After the 2018 midterms, Ryan was seen as a possible candidate for the 2020 presidential election. In February and March 2019, he traveled to early primary states such as Iowa and New Hampshire. Ryan's 2020 presidential campaign officially began on April 4, 2019, when he stated that he would run in the Democratic primaries. He also announced that he would seek the Democratic nomination for president during an interview on The View. After qualifying for only two debates and continuously polling below one per cent nationwide, Ryan formally withdrew from the race on October 24, 2019. Ryan intends to seek re-election for his seat in the House of Representatives.
If more citizens can reduce stress and increase performance--even if only by a little--they will be healthier and more resilient. They will be better equipped to face the challenges of daily life, and to arrive at creative solutions to the challenges facing our nation.
In 2013, Ryan married Andrea Zetts, a school teacher; they have lived in Howland Township near Warren, Ohio since that year. In 2014, Ryan and Andrea Zetts had a son, Brady. Ryan also lives with Zetts' two children from a previous relationship.
|2002||94,441||51%||62,188||34%||James A. Traficant, Jr.||Independent||28,045||15%|
|2004||Timothy J. Ryan||212,800||77%||62,871||23%|
|2006||Timothy J. Ryan||170,369||80%||Don Manning II||41,925||20%|
|2008||Timothy J. Ryan||204,028||78%||Duane Grassell||56,003||22%|
|2010||102,758||53.89%||57,352||30.08%||James A. Traficant, Jr.||Independent||30,556||16.03%|
|U.S. House of Representatives|
| Member of the U.S. House of Representatives
from Ohio's 17th congressional district
| Member of the U.S. House of Representatives

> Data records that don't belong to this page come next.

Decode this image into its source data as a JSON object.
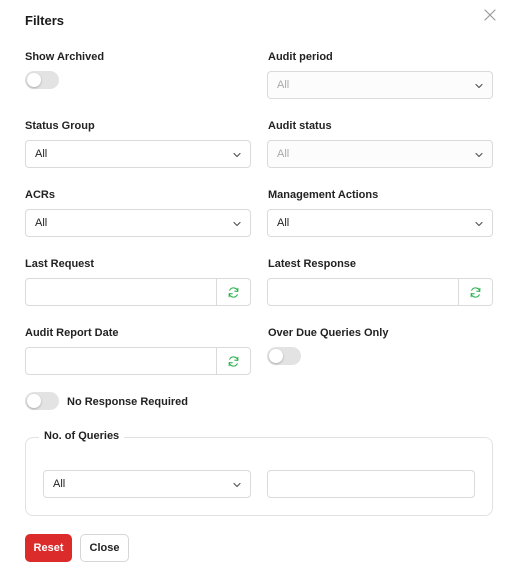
{
  "dialog": {
    "title": "Filters"
  },
  "fields": {
    "show_archived": {
      "label": "Show Archived",
      "on": false
    },
    "audit_period": {
      "label": "Audit period",
      "value": "All"
    },
    "status_group": {
      "label": "Status Group",
      "value": "All"
    },
    "audit_status": {
      "label": "Audit status",
      "value": "All"
    },
    "acrs": {
      "label": "ACRs",
      "value": "All"
    },
    "management_actions": {
      "label": "Management Actions",
      "value": "All"
    },
    "last_request": {
      "label": "Last Request",
      "value": ""
    },
    "latest_response": {
      "label": "Latest Response",
      "value": ""
    },
    "audit_report_date": {
      "label": "Audit Report Date",
      "value": ""
    },
    "over_due_queries_only": {
      "label": "Over Due Queries Only",
      "on": false
    },
    "no_response_required": {
      "label": "No Response Required",
      "on": false
    }
  },
  "queries": {
    "legend": "No. of Queries",
    "operator_value": "All",
    "count_value": ""
  },
  "buttons": {
    "reset": "Reset",
    "close": "Close"
  },
  "colors": {
    "accent_red": "#dc2b2b",
    "refresh_green": "#2bb24c"
  },
  "icons": {
    "close": "close-icon",
    "dropdown": "chevron-down-icon",
    "refresh": "refresh-icon"
  }
}
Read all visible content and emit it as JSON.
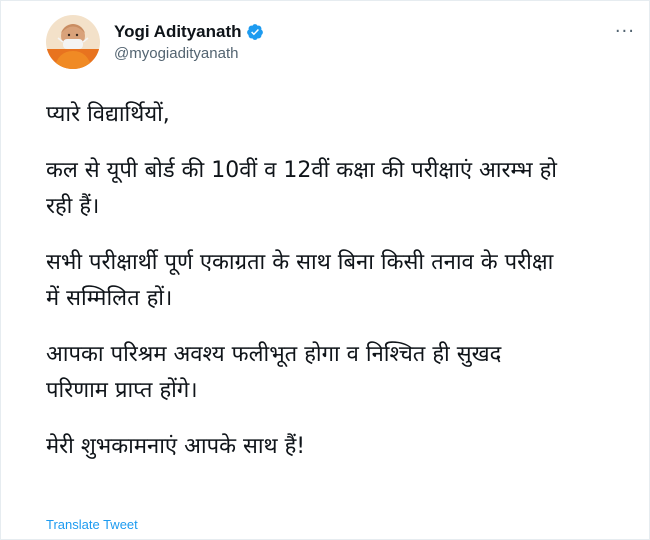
{
  "author": {
    "display_name": "Yogi Adityanath",
    "handle": "@myogiadityanath",
    "verified": true,
    "avatar_icon": "profile-photo-icon"
  },
  "more_menu": {
    "label": "···",
    "icon": "more-options-icon"
  },
  "tweet": {
    "paragraphs": [
      "प्यारे विद्यार्थियों,",
      "कल से यूपी बोर्ड की 10वीं व 12वीं कक्षा की परीक्षाएं आरम्भ हो\nरही हैं।",
      "सभी परीक्षार्थी पूर्ण एकाग्रता के साथ बिना किसी तनाव के परीक्षा\nमें सम्मिलित हों।",
      "आपका परिश्रम अवश्य फलीभूत होगा व निश्चित ही सुखद\nपरिणाम प्राप्त होंगे।",
      "मेरी शुभकामनाएं आपके साथ हैं!"
    ]
  },
  "translate_link": "Translate Tweet",
  "colors": {
    "link": "#1d9bf0",
    "verified_badge": "#1d9bf0",
    "secondary_text": "#536471"
  }
}
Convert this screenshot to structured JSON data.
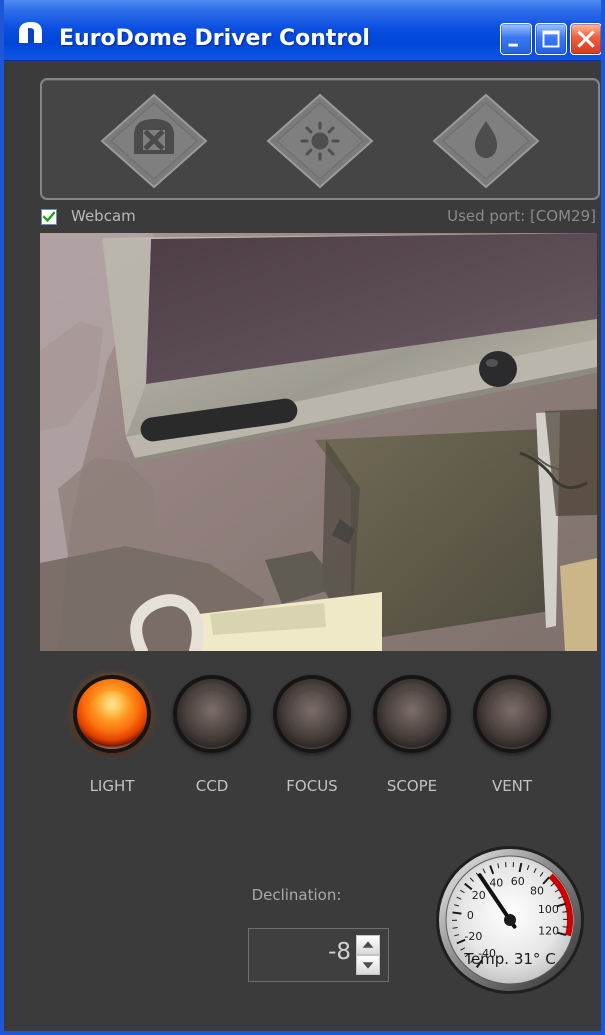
{
  "window": {
    "title": "EuroDome Driver Control"
  },
  "toolbar": {
    "buttons": [
      {
        "icon": "x-close-dome-icon"
      },
      {
        "icon": "sun-icon"
      },
      {
        "icon": "water-drop-icon"
      }
    ]
  },
  "webcam": {
    "label": "Webcam",
    "checked": true,
    "port_text": "Used port: [COM29]"
  },
  "indicators": [
    {
      "label": "LIGHT",
      "on": true
    },
    {
      "label": "CCD",
      "on": false
    },
    {
      "label": "FOCUS",
      "on": false
    },
    {
      "label": "SCOPE",
      "on": false
    },
    {
      "label": "VENT",
      "on": false
    }
  ],
  "declination": {
    "label": "Declination:",
    "value": "-8"
  },
  "temperature_gauge": {
    "label": "Temp. 31° C",
    "value": 31,
    "ticks": [
      "-40",
      "-20",
      "0",
      "20",
      "40",
      "60",
      "80",
      "100",
      "120"
    ],
    "danger_color": "#cc0000"
  },
  "colors": {
    "titlebar_blue": "#0a4ee1",
    "panel_gray": "#454545",
    "window_gray": "#3b3b3b",
    "indicator_on": "#ff6b0a"
  }
}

from Ohio's 13th congressional district
|U.S. order of precedence (ceremonial)|
| United States Representatives by seniority